Activity:
Your response should contain every record below, copied exactly.

Supplied records Block Start

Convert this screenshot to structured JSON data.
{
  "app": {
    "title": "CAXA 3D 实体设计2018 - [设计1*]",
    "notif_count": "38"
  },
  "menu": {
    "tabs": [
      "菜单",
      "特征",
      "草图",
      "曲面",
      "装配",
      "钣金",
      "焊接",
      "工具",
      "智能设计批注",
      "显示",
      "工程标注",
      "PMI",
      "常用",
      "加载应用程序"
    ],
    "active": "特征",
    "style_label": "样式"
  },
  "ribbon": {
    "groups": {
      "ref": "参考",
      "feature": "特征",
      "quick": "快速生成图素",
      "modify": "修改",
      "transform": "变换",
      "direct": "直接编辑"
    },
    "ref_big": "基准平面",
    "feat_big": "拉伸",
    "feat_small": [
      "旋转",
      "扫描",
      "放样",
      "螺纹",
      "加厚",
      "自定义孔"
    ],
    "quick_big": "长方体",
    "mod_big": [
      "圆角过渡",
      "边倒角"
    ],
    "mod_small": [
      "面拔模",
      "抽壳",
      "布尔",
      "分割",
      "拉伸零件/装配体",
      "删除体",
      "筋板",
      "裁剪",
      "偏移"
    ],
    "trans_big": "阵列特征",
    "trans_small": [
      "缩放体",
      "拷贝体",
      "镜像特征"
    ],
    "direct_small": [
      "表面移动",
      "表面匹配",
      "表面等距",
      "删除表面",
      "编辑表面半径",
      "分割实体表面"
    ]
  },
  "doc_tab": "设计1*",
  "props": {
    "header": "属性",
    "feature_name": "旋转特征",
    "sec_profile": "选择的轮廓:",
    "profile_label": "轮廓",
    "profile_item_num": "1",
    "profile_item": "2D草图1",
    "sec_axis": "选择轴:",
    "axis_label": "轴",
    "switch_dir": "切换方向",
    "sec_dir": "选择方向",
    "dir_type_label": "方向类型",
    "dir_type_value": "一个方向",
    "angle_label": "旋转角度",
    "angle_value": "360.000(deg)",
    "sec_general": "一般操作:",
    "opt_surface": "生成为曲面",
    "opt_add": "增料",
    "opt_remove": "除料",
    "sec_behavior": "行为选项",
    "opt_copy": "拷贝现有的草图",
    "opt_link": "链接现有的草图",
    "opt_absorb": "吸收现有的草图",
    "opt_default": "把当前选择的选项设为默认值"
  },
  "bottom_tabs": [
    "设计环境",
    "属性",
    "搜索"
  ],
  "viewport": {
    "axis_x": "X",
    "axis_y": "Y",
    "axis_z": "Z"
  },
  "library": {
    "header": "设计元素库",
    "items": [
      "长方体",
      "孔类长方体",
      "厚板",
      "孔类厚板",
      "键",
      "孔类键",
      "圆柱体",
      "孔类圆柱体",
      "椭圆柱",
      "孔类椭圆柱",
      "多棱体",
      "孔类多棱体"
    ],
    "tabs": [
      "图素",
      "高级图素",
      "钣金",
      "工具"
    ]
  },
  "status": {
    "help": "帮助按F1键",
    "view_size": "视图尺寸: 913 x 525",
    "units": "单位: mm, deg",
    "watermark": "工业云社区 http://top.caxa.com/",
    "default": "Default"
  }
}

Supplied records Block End

Your solution:
Convert this screenshot to structured JSON data.
{
  "app": {
    "title": "CAXA 3D 实体设计2018 - [设计1*]",
    "notif_count": "38"
  },
  "menu": {
    "tabs": [
      "菜单",
      "特征",
      "草图",
      "曲面",
      "装配",
      "钣金",
      "焊接",
      "工具",
      "智能设计批注",
      "显示",
      "工程标注",
      "PMI",
      "常用",
      "加载应用程序"
    ],
    "active": "特征",
    "style_label": "样式"
  },
  "ribbon": {
    "groups": {
      "ref": "参考",
      "feature": "特征",
      "quick": "快速生成图素",
      "modify": "修改",
      "transform": "变换",
      "direct": "直接编辑"
    },
    "ref_big": "基准平面",
    "feat_big": "拉伸",
    "feat_small": [
      "旋转",
      "扫描",
      "放样",
      "螺纹",
      "加厚",
      "自定义孔"
    ],
    "quick_big": "长方体",
    "mod_big": [
      "圆角过渡",
      "边倒角"
    ],
    "mod_small": [
      "面拔模",
      "抽壳",
      "布尔",
      "分割",
      "拉伸零件/装配体",
      "删除体",
      "筋板",
      "裁剪",
      "偏移"
    ],
    "trans_big": "阵列特征",
    "trans_small": [
      "缩放体",
      "拷贝体",
      "镜像特征"
    ],
    "direct_small": [
      "表面移动",
      "表面匹配",
      "表面等距",
      "删除表面",
      "编辑表面半径",
      "分割实体表面"
    ]
  },
  "doc_tab": "设计1*",
  "props": {
    "header": "属性",
    "feature_name": "旋转特征",
    "sec_profile": "选择的轮廓:",
    "profile_label": "轮廓",
    "profile_item_num": "1",
    "profile_item": "2D草图1",
    "sec_axis": "选择轴:",
    "axis_label": "轴",
    "switch_dir": "切换方向",
    "sec_dir": "选择方向",
    "dir_type_label": "方向类型",
    "dir_type_value": "一个方向",
    "angle_label": "旋转角度",
    "angle_value": "360.000(deg)",
    "sec_general": "一般操作:",
    "opt_surface": "生成为曲面",
    "opt_add": "增料",
    "opt_remove": "除料",
    "sec_behavior": "行为选项",
    "opt_copy": "拷贝现有的草图",
    "opt_link": "链接现有的草图",
    "opt_absorb": "吸收现有的草图",
    "opt_default": "把当前选择的选项设为默认值"
  },
  "bottom_tabs": [
    "设计环境",
    "属性",
    "搜索"
  ],
  "viewport": {
    "axis_x": "X",
    "axis_y": "Y",
    "axis_z": "Z"
  },
  "library": {
    "header": "设计元素库",
    "items": [
      "长方体",
      "孔类长方体",
      "厚板",
      "孔类厚板",
      "键",
      "孔类键",
      "圆柱体",
      "孔类圆柱体",
      "椭圆柱",
      "孔类椭圆柱",
      "多棱体",
      "孔类多棱体"
    ],
    "tabs": [
      "图素",
      "高级图素",
      "钣金",
      "工具"
    ]
  },
  "status": {
    "help": "帮助按F1键",
    "view_size": "视图尺寸: 913 x 525",
    "units": "单位: mm, deg",
    "watermark": "工业云社区 http://top.caxa.com/",
    "default": "Default"
  }
}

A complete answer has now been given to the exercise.